told journalists that the world needed to stop thinking of Mr. Mugabe
Just ignore that elephant in the room, fellahs
as the problem and to see instead that confidence was building in the power-sharing deal, under which he and Mr. Mugabe are to govern Zimbabwe together.In an interview on Saturday, Mr. Tsvangirai did not sound so cheerful. While careful not to criticize Mr. Mugabe, he suggested that some in ZANU-PF would like the deal to fail.
Heh. D'ya think so?
His view echoed that of civic activists who worry that hard-liners in Mr. Mugabe’s repressive security services, perhaps fearful of prosecution for their human rights crimes, are trying to scuttle the deal....
(Tsvangirai defended his agreement to make a joint government)..
“People have no food, no schools,” he said. “The country is on its knees. We had to act.
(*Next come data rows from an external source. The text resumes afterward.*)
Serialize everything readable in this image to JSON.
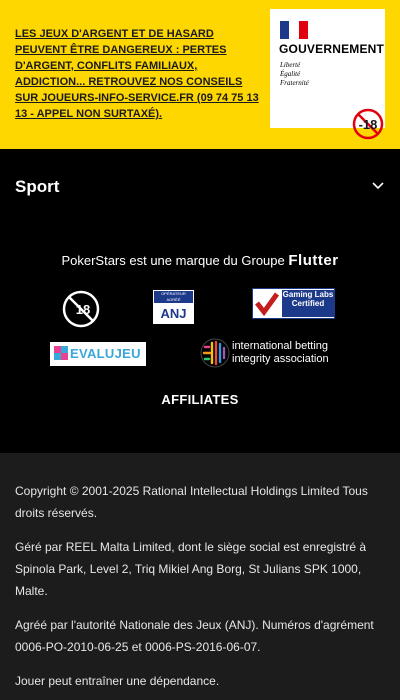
{
  "warning": {
    "text": "LES JEUX D'ARGENT ET DE HASARD PEUVENT ÊTRE DANGEREUX : PERTES D'ARGENT, CONFLITS FAMILIAUX, ADDICTION... RETROUVEZ NOS CONSEILS SUR JOUEURS-INFO-SERVICE.FR (09 74 75 13 13 - APPEL NON SURTAXÉ).",
    "background": "#ffd700"
  },
  "gov_logo": {
    "name": "GOUVERNEMENT",
    "motto": [
      "Liberté",
      "Égalité",
      "Fraternité"
    ]
  },
  "age_badge": {
    "label": "-18",
    "icon": "no-minors-icon"
  },
  "sport": {
    "label": "Sport",
    "icon": "chevron-down-icon"
  },
  "brand": {
    "text": "PokerStars est une marque du Groupe",
    "group": "Flutter"
  },
  "partners": {
    "anj": {
      "top": "OPÉRATEUR AGRÉÉ",
      "label": "ANJ"
    },
    "gli": {
      "label": "Gaming Labs Certified"
    },
    "evalujeu": {
      "label": "EVALUJEU"
    },
    "ibia": {
      "label": "international betting integrity association"
    }
  },
  "affiliates": {
    "label": "AFFILIATES"
  },
  "footer": {
    "copyright": "Copyright © 2001-2025 Rational Intellectual Holdings Limited Tous droits réservés.",
    "managed": "Géré par REEL Malta Limited, dont le siège social est enregistré à Spinola Park, Level 2, Triq Mikiel Ang Borg, St Julians SPK 1000, Malte.",
    "licence": "Agréé par l'autorité Nationale des Jeux (ANJ). Numéros d'agrément 0006-PO-2010-06-25 et 0006-PS-2016-06-07.",
    "dependency": "Jouer peut entraîner une dépendance.",
    "background": "#1c1c1c"
  }
}
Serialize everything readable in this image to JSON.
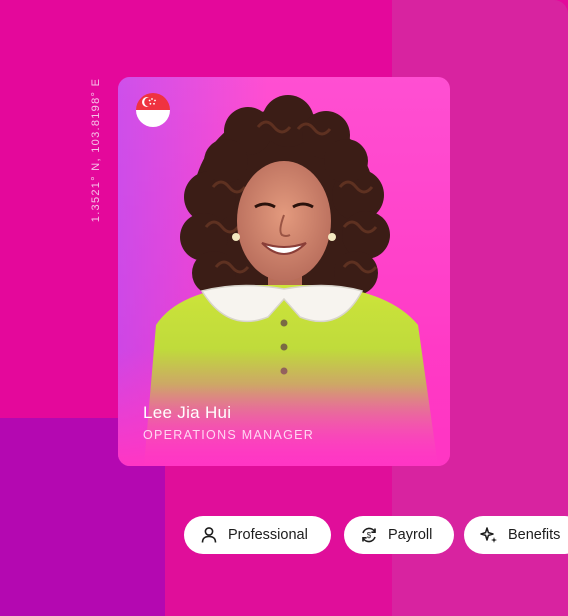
{
  "location": {
    "coordinates": "1.3521° N, 103.8198° E"
  },
  "profile_card": {
    "flag_icon": "singapore-flag-icon",
    "name": "Lee Jia Hui",
    "role": "OPERATIONS MANAGER"
  },
  "chips": [
    {
      "label": "Professional",
      "icon": "person-icon"
    },
    {
      "label": "Payroll",
      "icon": "payroll-cycle-icon"
    },
    {
      "label": "Benefits",
      "icon": "sparkle-icon"
    }
  ],
  "colors": {
    "background": "#e4089b",
    "background_right": "#d823a0",
    "purple_block": "#b408b1",
    "card": "#ff3ec8",
    "chip": "#ffffff"
  }
}
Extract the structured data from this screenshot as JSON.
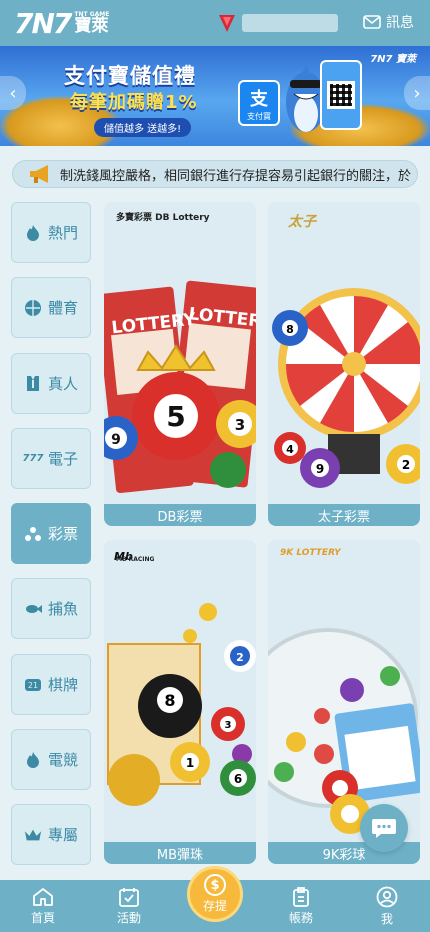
{
  "header": {
    "logo_mark": "7N7",
    "logo_small": "TNT GAME",
    "logo_cn": "寶萊",
    "messages_label": "訊息"
  },
  "banner": {
    "title": "支付寶儲值禮",
    "subtitle": "每筆加碼贈1%",
    "pill": "儲值越多 送越多!",
    "alipay_label": "支付寶",
    "alipay_char": "支",
    "brand": "7N7 寶萊"
  },
  "marquee": {
    "text": "制洗錢風控嚴格，相同銀行進行存提容易引起銀行的關注，於"
  },
  "sidenav": {
    "items": [
      {
        "label": "熱門",
        "icon": "fire-icon"
      },
      {
        "label": "體育",
        "icon": "ball-icon"
      },
      {
        "label": "真人",
        "icon": "suit-icon"
      },
      {
        "label": "電子",
        "icon": "slot-777-icon"
      },
      {
        "label": "彩票",
        "icon": "lottery-balls-icon"
      },
      {
        "label": "捕魚",
        "icon": "fish-icon"
      },
      {
        "label": "棋牌",
        "icon": "mahjong-icon"
      },
      {
        "label": "電競",
        "icon": "fire-icon"
      },
      {
        "label": "專屬",
        "icon": "crown-icon"
      }
    ],
    "active_index": 4
  },
  "games": [
    {
      "label": "DB彩票",
      "brand": "多寶彩票 DB Lottery"
    },
    {
      "label": "太子彩票",
      "brand": ""
    },
    {
      "label": "MB彈珠",
      "brand": "MB RACING"
    },
    {
      "label": "9K彩球",
      "brand": "9K LOTTERY"
    }
  ],
  "bottomnav": {
    "items": [
      {
        "label": "首頁",
        "icon": "home-icon"
      },
      {
        "label": "活動",
        "icon": "calendar-check-icon"
      },
      {
        "label": "存提",
        "icon": "coin-icon"
      },
      {
        "label": "帳務",
        "icon": "clipboard-icon"
      },
      {
        "label": "我",
        "icon": "user-icon"
      }
    ]
  },
  "colors": {
    "primary": "#6eb1c7",
    "background": "#e6f1f5",
    "deposit": "#f6b93b"
  }
}
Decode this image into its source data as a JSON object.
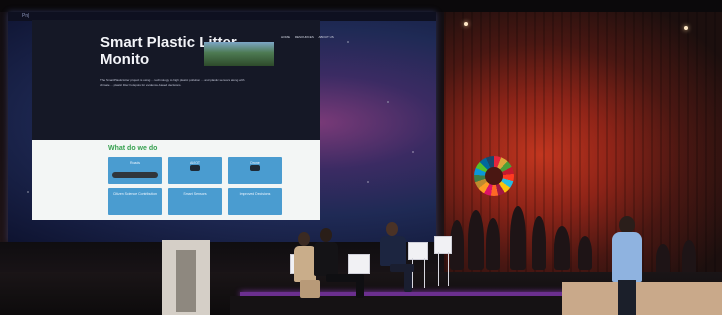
{
  "scene": "conference stage with panel discussion in front of a projected website",
  "projection": {
    "browser_tab": "Pn|",
    "hero_title": "Smart Plastic Litter Monito",
    "hero_text": "The SmartPlasticLitter project is using ... technology to high plastic pollution ... and plastic sensors along with climate ... plastic litter hotspots for evidence-based decisions.",
    "nav_items": [
      "HOME",
      "RESOURCES",
      "ABOUT US"
    ],
    "section_title": "What do we do",
    "cards": [
      "Roads",
      "AI/IOT",
      "Drone",
      "Citizen Science Contribution",
      "Smart Sensors",
      "Improved Decisions"
    ]
  },
  "colors": {
    "screen_bg": "#1f2a55",
    "accent_green": "#37a150",
    "card_blue": "#4a9cd0",
    "wall_red": "#8e2418",
    "stage_glow": "#8a3bb5"
  },
  "icons": [
    "sdg-wheel-icon",
    "drone-icon",
    "camera-icon",
    "road-icon"
  ]
}
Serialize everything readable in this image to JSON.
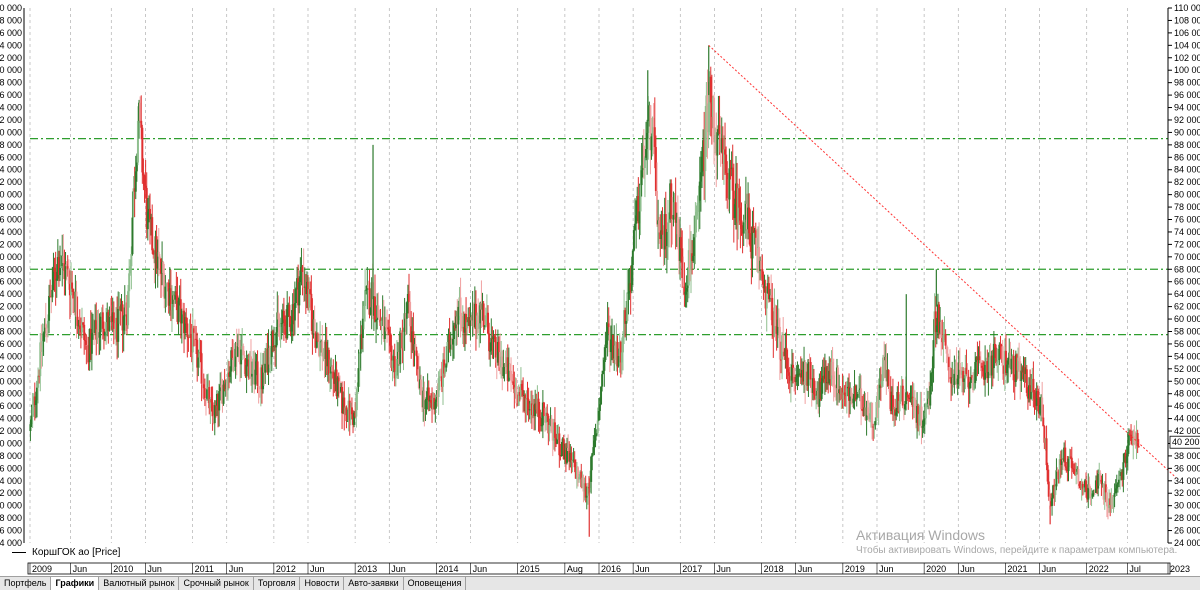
{
  "chart_data": {
    "type": "candlestick",
    "ylim": [
      24000,
      110000
    ],
    "y_ticks": [
      24000,
      26000,
      28000,
      30000,
      32000,
      34000,
      36000,
      38000,
      40000,
      42000,
      44000,
      46000,
      48000,
      50000,
      52000,
      54000,
      56000,
      58000,
      60000,
      62000,
      64000,
      66000,
      68000,
      70000,
      72000,
      74000,
      76000,
      78000,
      80000,
      82000,
      84000,
      86000,
      88000,
      90000,
      92000,
      94000,
      96000,
      98000,
      100000,
      102000,
      104000,
      106000,
      108000,
      110000
    ],
    "y_tick_labels": [
      "24 000",
      "26 000",
      "28 000",
      "30 000",
      "32 000",
      "34 000",
      "36 000",
      "38 000",
      "40 000",
      "42 000",
      "44 000",
      "46 000",
      "48 000",
      "50 000",
      "52 000",
      "54 000",
      "56 000",
      "58 000",
      "60 000",
      "62 000",
      "64 000",
      "66 000",
      "68 000",
      "70 000",
      "72 000",
      "74 000",
      "76 000",
      "78 000",
      "80 000",
      "82 000",
      "84 000",
      "86 000",
      "88 000",
      "90 000",
      "92 000",
      "94 000",
      "96 000",
      "98 000",
      "100 000",
      "102 000",
      "104 000",
      "106 000",
      "108 000",
      "110 000"
    ],
    "last_price_label": "40 200",
    "last_price": 40200,
    "time_labels": [
      {
        "t": 2009.0,
        "label": "2009"
      },
      {
        "t": 2009.5,
        "label": "Jun"
      },
      {
        "t": 2010.0,
        "label": "2010"
      },
      {
        "t": 2010.42,
        "label": "Jun"
      },
      {
        "t": 2011.0,
        "label": "2011"
      },
      {
        "t": 2011.42,
        "label": "Jun"
      },
      {
        "t": 2012.0,
        "label": "2012"
      },
      {
        "t": 2012.42,
        "label": "Jun"
      },
      {
        "t": 2013.0,
        "label": "2013"
      },
      {
        "t": 2013.42,
        "label": "Jun"
      },
      {
        "t": 2014.0,
        "label": "2014"
      },
      {
        "t": 2014.42,
        "label": "Jun"
      },
      {
        "t": 2015.0,
        "label": "2015"
      },
      {
        "t": 2015.58,
        "label": "Aug"
      },
      {
        "t": 2016.0,
        "label": "2016"
      },
      {
        "t": 2016.42,
        "label": "Jun"
      },
      {
        "t": 2017.0,
        "label": "2017"
      },
      {
        "t": 2017.42,
        "label": "Jun"
      },
      {
        "t": 2018.0,
        "label": "2018"
      },
      {
        "t": 2018.42,
        "label": "Jun"
      },
      {
        "t": 2019.0,
        "label": "2019"
      },
      {
        "t": 2019.42,
        "label": "Jun"
      },
      {
        "t": 2020.0,
        "label": "2020"
      },
      {
        "t": 2020.42,
        "label": "Jun"
      },
      {
        "t": 2021.0,
        "label": "2021"
      },
      {
        "t": 2021.42,
        "label": "Jun"
      },
      {
        "t": 2022.0,
        "label": "2022"
      },
      {
        "t": 2022.5,
        "label": "Jul"
      },
      {
        "t": 2023.0,
        "label": "2023"
      }
    ],
    "horizontal_levels": [
      89000,
      68000,
      57500
    ],
    "trend_line": {
      "t0": 2017.35,
      "y0": 104000,
      "t1": 2023.1,
      "y1": 34500
    },
    "series_name": "КоршГОК ао [Price]",
    "anchors": [
      [
        2009.0,
        42000
      ],
      [
        2009.15,
        56000
      ],
      [
        2009.35,
        70000
      ],
      [
        2009.5,
        66000
      ],
      [
        2009.7,
        55000
      ],
      [
        2009.9,
        60000
      ],
      [
        2010.05,
        58000
      ],
      [
        2010.2,
        62000
      ],
      [
        2010.33,
        93000
      ],
      [
        2010.45,
        75000
      ],
      [
        2010.6,
        68000
      ],
      [
        2010.8,
        62000
      ],
      [
        2010.95,
        58000
      ],
      [
        2011.1,
        52000
      ],
      [
        2011.25,
        44000
      ],
      [
        2011.4,
        50000
      ],
      [
        2011.55,
        56000
      ],
      [
        2011.7,
        52000
      ],
      [
        2011.85,
        50000
      ],
      [
        2012.0,
        58000
      ],
      [
        2012.2,
        60000
      ],
      [
        2012.35,
        68000
      ],
      [
        2012.5,
        58000
      ],
      [
        2012.7,
        52000
      ],
      [
        2012.85,
        46000
      ],
      [
        2013.0,
        44000
      ],
      [
        2013.1,
        62000
      ],
      [
        2013.2,
        64000
      ],
      [
        2013.35,
        58000
      ],
      [
        2013.5,
        52000
      ],
      [
        2013.65,
        62000
      ],
      [
        2013.8,
        48000
      ],
      [
        2013.95,
        46000
      ],
      [
        2014.1,
        52000
      ],
      [
        2014.25,
        62000
      ],
      [
        2014.4,
        58000
      ],
      [
        2014.55,
        62000
      ],
      [
        2014.7,
        55000
      ],
      [
        2014.85,
        52000
      ],
      [
        2015.0,
        48000
      ],
      [
        2015.2,
        46000
      ],
      [
        2015.35,
        44000
      ],
      [
        2015.5,
        40000
      ],
      [
        2015.7,
        36000
      ],
      [
        2015.85,
        32000
      ],
      [
        2015.95,
        40000
      ],
      [
        2016.1,
        58000
      ],
      [
        2016.25,
        54000
      ],
      [
        2016.4,
        68000
      ],
      [
        2016.55,
        86000
      ],
      [
        2016.65,
        92000
      ],
      [
        2016.75,
        70000
      ],
      [
        2016.9,
        80000
      ],
      [
        2017.05,
        66000
      ],
      [
        2017.2,
        74000
      ],
      [
        2017.35,
        96000
      ],
      [
        2017.5,
        86000
      ],
      [
        2017.65,
        80000
      ],
      [
        2017.8,
        76000
      ],
      [
        2017.95,
        70000
      ],
      [
        2018.1,
        62000
      ],
      [
        2018.25,
        55000
      ],
      [
        2018.4,
        50000
      ],
      [
        2018.55,
        52000
      ],
      [
        2018.7,
        48000
      ],
      [
        2018.85,
        52000
      ],
      [
        2019.0,
        48000
      ],
      [
        2019.2,
        47000
      ],
      [
        2019.4,
        44000
      ],
      [
        2019.5,
        54000
      ],
      [
        2019.6,
        46000
      ],
      [
        2019.8,
        48000
      ],
      [
        2019.95,
        44000
      ],
      [
        2020.05,
        46000
      ],
      [
        2020.15,
        62000
      ],
      [
        2020.3,
        52000
      ],
      [
        2020.5,
        50000
      ],
      [
        2020.7,
        52000
      ],
      [
        2020.9,
        54000
      ],
      [
        2021.05,
        53000
      ],
      [
        2021.25,
        50000
      ],
      [
        2021.45,
        46000
      ],
      [
        2021.55,
        30000
      ],
      [
        2021.7,
        38000
      ],
      [
        2021.85,
        36000
      ],
      [
        2022.0,
        32000
      ],
      [
        2022.15,
        34000
      ],
      [
        2022.3,
        30000
      ],
      [
        2022.45,
        36000
      ],
      [
        2022.55,
        42000
      ],
      [
        2022.65,
        40200
      ]
    ],
    "spikes": [
      [
        2010.33,
        93000
      ],
      [
        2013.22,
        88000
      ],
      [
        2016.6,
        100000
      ],
      [
        2017.35,
        104000
      ],
      [
        2019.78,
        64000
      ],
      [
        2020.15,
        68000
      ],
      [
        2021.55,
        27000
      ],
      [
        2015.88,
        25000
      ]
    ]
  },
  "tabs": [
    {
      "label": "Портфель",
      "active": false
    },
    {
      "label": "Графики",
      "active": true
    },
    {
      "label": "Валютный рынок",
      "active": false
    },
    {
      "label": "Срочный рынок",
      "active": false
    },
    {
      "label": "Торговля",
      "active": false
    },
    {
      "label": "Новости",
      "active": false
    },
    {
      "label": "Авто-заявки",
      "active": false
    },
    {
      "label": "Оповещения",
      "active": false
    }
  ],
  "legend": {
    "label": "КоршГОК ао [Price]"
  },
  "watermark": {
    "title": "Активация Windows",
    "subtitle": "Чтобы активировать Windows, перейдите к параметрам компьютера."
  },
  "colors": {
    "up": "#2d7a2d",
    "down": "#e03030",
    "up_light": "#8fbf8f",
    "down_light": "#f0a0a0",
    "level": "#2e9e2e",
    "trend": "#ff3333",
    "grid": "#b0b0b0"
  }
}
We could not be seen to be authors of chaos.”
In other words, the venal press that would "report" Mugabe's lies as truth were pressuring Tsvangirai to do something, never mind that anyone who knows Mugabe knows the agreement is a trick.
The article then goes on to say that Tsvangirai is trying to win over civil servants and police by promising to pay them n foreign currancy, but since the US and UK won't stop sanctions until Mugabe shows the agreement isn't a sham, it's sort of like a catch 22 or PM Tsvangirai.